▶ [Task to carry out]:
When you copy the records, keep every word exact and leave the pictures out.

Component data from apps and pages:
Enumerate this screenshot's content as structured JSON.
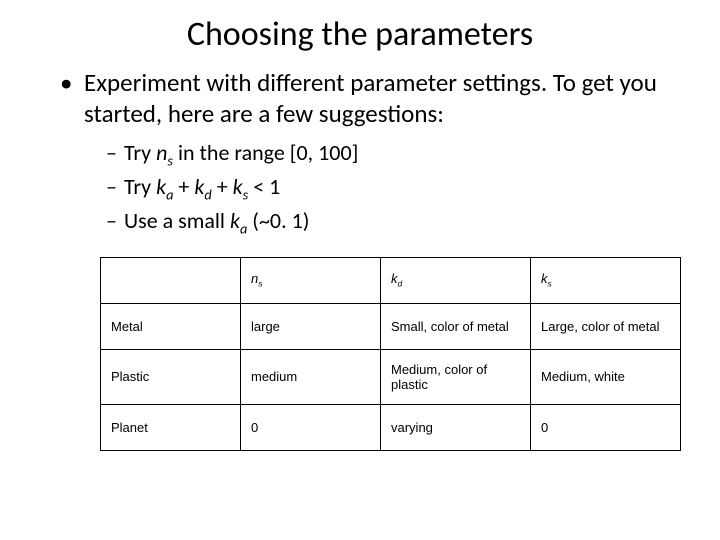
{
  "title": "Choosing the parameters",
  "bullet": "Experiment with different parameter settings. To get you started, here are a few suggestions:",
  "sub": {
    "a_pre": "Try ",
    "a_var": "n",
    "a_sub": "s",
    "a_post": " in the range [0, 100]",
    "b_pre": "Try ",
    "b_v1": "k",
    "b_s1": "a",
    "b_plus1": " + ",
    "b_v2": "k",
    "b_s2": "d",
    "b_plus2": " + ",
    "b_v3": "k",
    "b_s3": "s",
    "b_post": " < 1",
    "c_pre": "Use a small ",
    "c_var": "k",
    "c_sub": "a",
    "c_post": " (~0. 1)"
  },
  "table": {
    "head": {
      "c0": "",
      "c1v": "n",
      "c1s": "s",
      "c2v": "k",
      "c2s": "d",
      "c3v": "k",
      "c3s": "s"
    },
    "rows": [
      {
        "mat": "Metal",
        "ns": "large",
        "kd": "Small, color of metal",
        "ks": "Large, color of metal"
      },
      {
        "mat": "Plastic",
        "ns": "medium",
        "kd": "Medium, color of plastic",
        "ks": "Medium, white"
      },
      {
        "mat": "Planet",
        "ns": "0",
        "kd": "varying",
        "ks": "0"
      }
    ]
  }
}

▶ [Solution]:
Enumerate this screenshot's content as structured JSON.
{
  "title": "Choosing the parameters",
  "bullet": "Experiment with different parameter settings. To get you started, here are a few suggestions:",
  "sub": {
    "a_pre": "Try ",
    "a_var": "n",
    "a_sub": "s",
    "a_post": " in the range [0, 100]",
    "b_pre": "Try ",
    "b_v1": "k",
    "b_s1": "a",
    "b_plus1": " + ",
    "b_v2": "k",
    "b_s2": "d",
    "b_plus2": " + ",
    "b_v3": "k",
    "b_s3": "s",
    "b_post": " < 1",
    "c_pre": "Use a small ",
    "c_var": "k",
    "c_sub": "a",
    "c_post": " (~0. 1)"
  },
  "table": {
    "head": {
      "c0": "",
      "c1v": "n",
      "c1s": "s",
      "c2v": "k",
      "c2s": "d",
      "c3v": "k",
      "c3s": "s"
    },
    "rows": [
      {
        "mat": "Metal",
        "ns": "large",
        "kd": "Small, color of metal",
        "ks": "Large, color of metal"
      },
      {
        "mat": "Plastic",
        "ns": "medium",
        "kd": "Medium, color of plastic",
        "ks": "Medium, white"
      },
      {
        "mat": "Planet",
        "ns": "0",
        "kd": "varying",
        "ks": "0"
      }
    ]
  }
}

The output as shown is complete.